Compliance with International Law:
Last updated: one year ago

The Definition of Terrorism in Domestic Law

Article 7 of Afghanistan's 2004 Constitution requires the State to "prevent all kinds of terrorist activities". A 2008 law on countering terrorism defined terrorism as crimes mentioned in the law that are committed

in order to affect the political affairs of the Government of Afghanistan, a foreign Government, national or international organizations or to destabilize the Government system of Afghanistan or of a foreign government.

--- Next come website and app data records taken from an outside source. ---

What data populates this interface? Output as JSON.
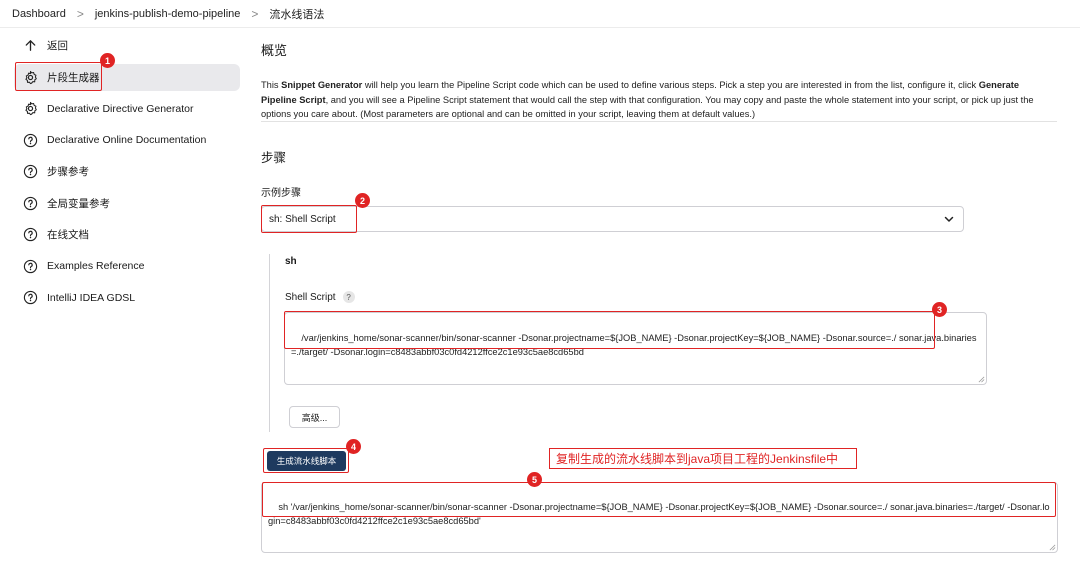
{
  "breadcrumb": {
    "items": [
      "Dashboard",
      "jenkins-publish-demo-pipeline",
      "流水线语法"
    ],
    "separator": ">"
  },
  "sidebar": {
    "items": [
      {
        "label": "返回",
        "icon": "arrow-up-icon"
      },
      {
        "label": "片段生成器",
        "icon": "gear-icon",
        "active": true
      },
      {
        "label": "Declarative Directive Generator",
        "icon": "gear-icon"
      },
      {
        "label": "Declarative Online Documentation",
        "icon": "help-circle-icon"
      },
      {
        "label": "步骤参考",
        "icon": "help-circle-icon"
      },
      {
        "label": "全局变量参考",
        "icon": "help-circle-icon"
      },
      {
        "label": "在线文档",
        "icon": "help-circle-icon"
      },
      {
        "label": "Examples Reference",
        "icon": "help-circle-icon"
      },
      {
        "label": "IntelliJ IDEA GDSL",
        "icon": "help-circle-icon"
      }
    ]
  },
  "main": {
    "overview_title": "概览",
    "intro": {
      "p1": "This ",
      "b1": "Snippet Generator",
      "p2": " will help you learn the Pipeline Script code which can be used to define various steps. Pick a step you are interested in from the list, configure it, click ",
      "b2": "Generate Pipeline Script",
      "p3": ", and you will see a Pipeline Script statement that would call the step with that configuration. You may copy and paste the whole statement into your script, or pick up just the options you care about. (Most parameters are optional and can be omitted in your script, leaving them at default values.)"
    },
    "steps_title": "步骤",
    "sample_step_label": "示例步骤",
    "sample_step_value": "sh: Shell Script",
    "sh_title": "sh",
    "shell_script_label": "Shell Script",
    "shell_script_help": "?",
    "shell_script_value": "/var/jenkins_home/sonar-scanner/bin/sonar-scanner -Dsonar.projectname=${JOB_NAME} -Dsonar.projectKey=${JOB_NAME} -Dsonar.source=./ sonar.java.binaries=./target/ -Dsonar.login=c8483abbf03c0fd4212ffce2c1e93c5ae8cd65bd",
    "advanced_button": "高级...",
    "generate_button": "生成流水线脚本",
    "generated_script": "sh '/var/jenkins_home/sonar-scanner/bin/sonar-scanner -Dsonar.projectname=${JOB_NAME} -Dsonar.projectKey=${JOB_NAME} -Dsonar.source=./ sonar.java.binaries=./target/ -Dsonar.login=c8483abbf03c0fd4212ffce2c1e93c5ae8cd65bd'"
  },
  "annotations": {
    "badges": [
      "1",
      "2",
      "3",
      "4",
      "5"
    ],
    "callout": "复制生成的流水线脚本到java项目工程的Jenkinsfile中",
    "color": "#e02424"
  },
  "colors": {
    "active_bg": "#e9e9ec",
    "primary_button": "#1e3a5f"
  }
}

The predicate crimes referred to in the 2008 Law include those set forth in the global terrorism treaties such as hijacking, hostage-taking, use of explosive devices, including against public or private property, and other offences against the person. 

At the time of writing, it was unclear whether the 2004 Constitution or the 2008 Law would remain in place or, if they did, the extent to which they would be enforced.

Adherence to Global and Regional Terrorism Treaties

Afghanistan is a State Party to all of the major global terrorism treaties.

Adherence to Global Terrorism Treaties
Treaty Adherence
1973 Convention on Crimes against Internationally Protected Persons State Party
1979 Hostage-Taking Convention State Party
1997 Terrorist Bombings Convention State Party
1999 Terrorist Financing Convention State Party
2005 Nuclear Terrorism Convention State Party

At regional level, it is not known if Afghanistan has yet ratified the 1999 Organisation of Islamic Cooperation (OIC) Convention on Combating International Terrorism. A Protocol to the 1999 Convention has been under discussion for several years but has not yet been adopted.

Adherence to Regional Terrorism Treaties
Treaty Adherence
1999 OIC Convention on Combating International Terrorism Status unknown
SAARC 1987 Regional Convention on the Suppression of Terrorism State Party
2004 Protocol to the SAARC Terrorism Convention Status unknown

Laws and Penalties for Terrorist Offences

A person who seeks to compel conduct by the Government of Afghanistan by taking a hostage or kidnapping them shall be sentenced to "long-term" imprisonment. Art.12(1), 2008 Law on Countering Terrorism. If the detained person is injured or killed, the perpetrator shall be sentenced to life imprisonment or execution. Art.12(2), 2008 Law on Countering Terrorism. If the detainee is physically or psychologically harmed, the perpetrator shall be sentenced to long-term imprisonment of between six and ten years. Art.12(3), 2008 Law on Countering Terrorism.

The jurisdictional reach of the 2008 Law is broad, extending outside the territory of Afghanistan where the offence is committed against a citizen of Afghanistan or other individuals residing in Afghanistan or against Afghanistan’s interests outside of the country; inside or against an aircraft registered in Afghanistan; inside or against a ship carrying a flag of Afghanistan; inside or against a diplomatic mission of Afghanistan is located or against the facilities belonging to the Government of Afghanistan; or against a person working with the Government of Afghanistan. Art.4, 2008 Law on Countering Terrorism.


2008 Law on Countering Terrorism